--- RECORDS FOR THIS EXERCISE Enclosed Below ---

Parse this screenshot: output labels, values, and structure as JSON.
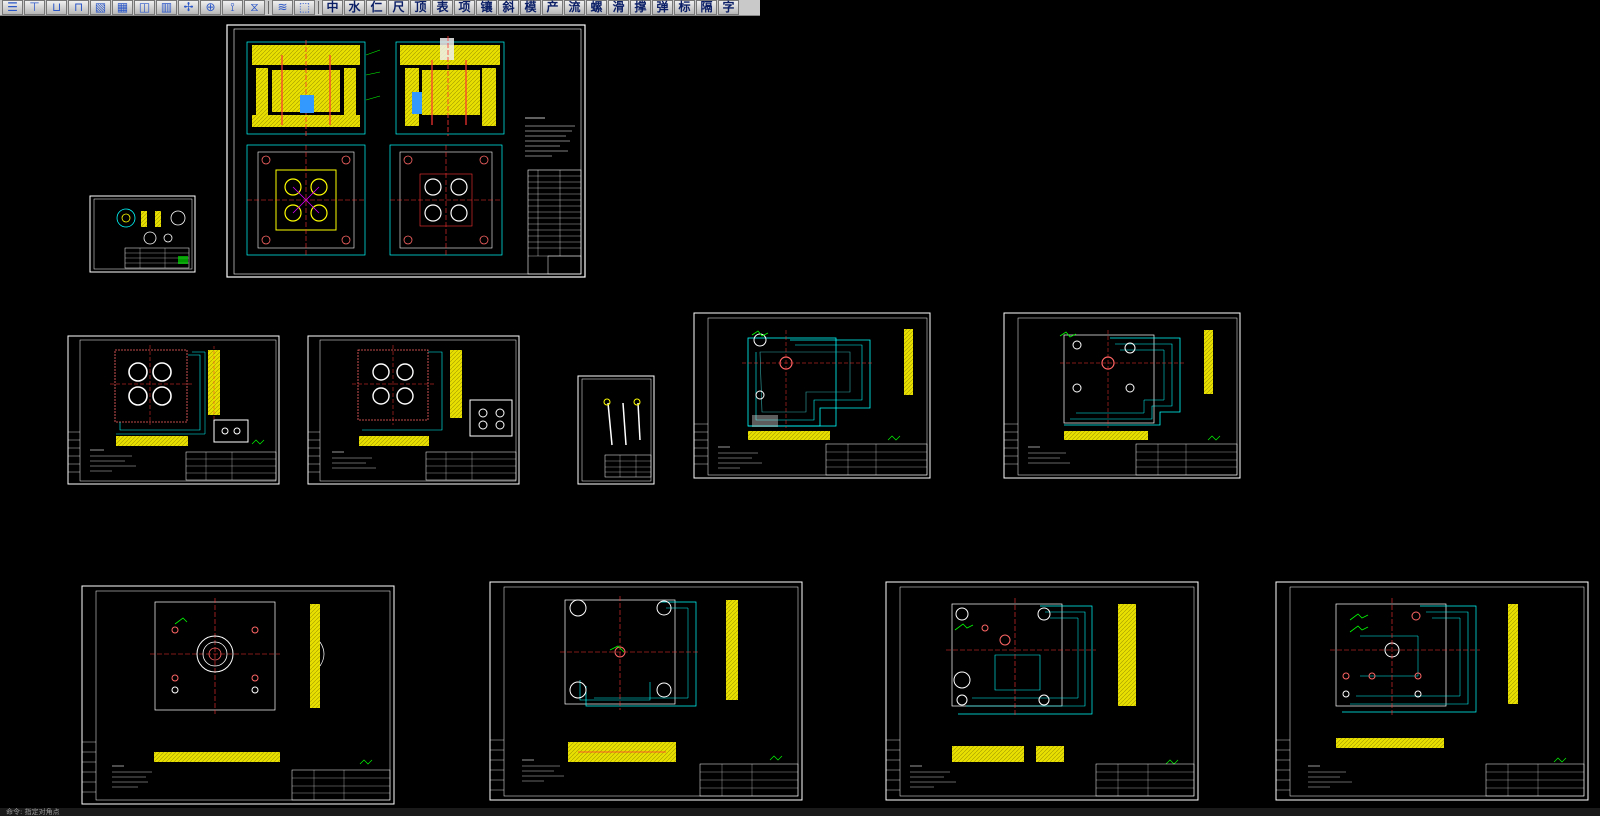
{
  "toolbar": {
    "icons": [
      {
        "name": "layer-manager-icon",
        "glyph": "☰"
      },
      {
        "name": "dimension-icon",
        "glyph": "⊤"
      },
      {
        "name": "hole-icon",
        "glyph": "⊔"
      },
      {
        "name": "insert-icon",
        "glyph": "⊓"
      },
      {
        "name": "pattern-icon",
        "glyph": "▧"
      },
      {
        "name": "block-icon",
        "glyph": "▦"
      },
      {
        "name": "section-icon",
        "glyph": "◫"
      },
      {
        "name": "detail-icon",
        "glyph": "▥"
      },
      {
        "name": "snap-icon",
        "glyph": "✢"
      },
      {
        "name": "center-icon",
        "glyph": "⊕"
      },
      {
        "name": "screw-icon",
        "glyph": "⟟"
      },
      {
        "name": "spring-icon",
        "glyph": "⧖"
      },
      {
        "name": "layer-stack-icon",
        "glyph": "≋"
      },
      {
        "name": "layer-swap-icon",
        "glyph": "⬚"
      }
    ],
    "text_buttons": [
      "中",
      "水",
      "仁",
      "尺",
      "顶",
      "表",
      "项",
      "镶",
      "斜",
      "模",
      "产",
      "流",
      "螺",
      "滑",
      "撑",
      "弹",
      "标",
      "隔",
      "字"
    ]
  },
  "status_text": "命令: 指定对角点"
}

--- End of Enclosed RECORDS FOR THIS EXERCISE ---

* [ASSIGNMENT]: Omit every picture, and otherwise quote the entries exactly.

* [OUTPUT BELOW]:
Parse this screenshot: output labels, values, and structure as JSON.
{
  "toolbar": {
    "icons": [
      {
        "name": "layer-manager-icon",
        "glyph": "☰"
      },
      {
        "name": "dimension-icon",
        "glyph": "⊤"
      },
      {
        "name": "hole-icon",
        "glyph": "⊔"
      },
      {
        "name": "insert-icon",
        "glyph": "⊓"
      },
      {
        "name": "pattern-icon",
        "glyph": "▧"
      },
      {
        "name": "block-icon",
        "glyph": "▦"
      },
      {
        "name": "section-icon",
        "glyph": "◫"
      },
      {
        "name": "detail-icon",
        "glyph": "▥"
      },
      {
        "name": "snap-icon",
        "glyph": "✢"
      },
      {
        "name": "center-icon",
        "glyph": "⊕"
      },
      {
        "name": "screw-icon",
        "glyph": "⟟"
      },
      {
        "name": "spring-icon",
        "glyph": "⧖"
      },
      {
        "name": "layer-stack-icon",
        "glyph": "≋"
      },
      {
        "name": "layer-swap-icon",
        "glyph": "⬚"
      }
    ],
    "text_buttons": [
      "中",
      "水",
      "仁",
      "尺",
      "顶",
      "表",
      "项",
      "镶",
      "斜",
      "模",
      "产",
      "流",
      "螺",
      "滑",
      "撑",
      "弹",
      "标",
      "隔",
      "字"
    ]
  },
  "status_text": "命令: 指定对角点"
}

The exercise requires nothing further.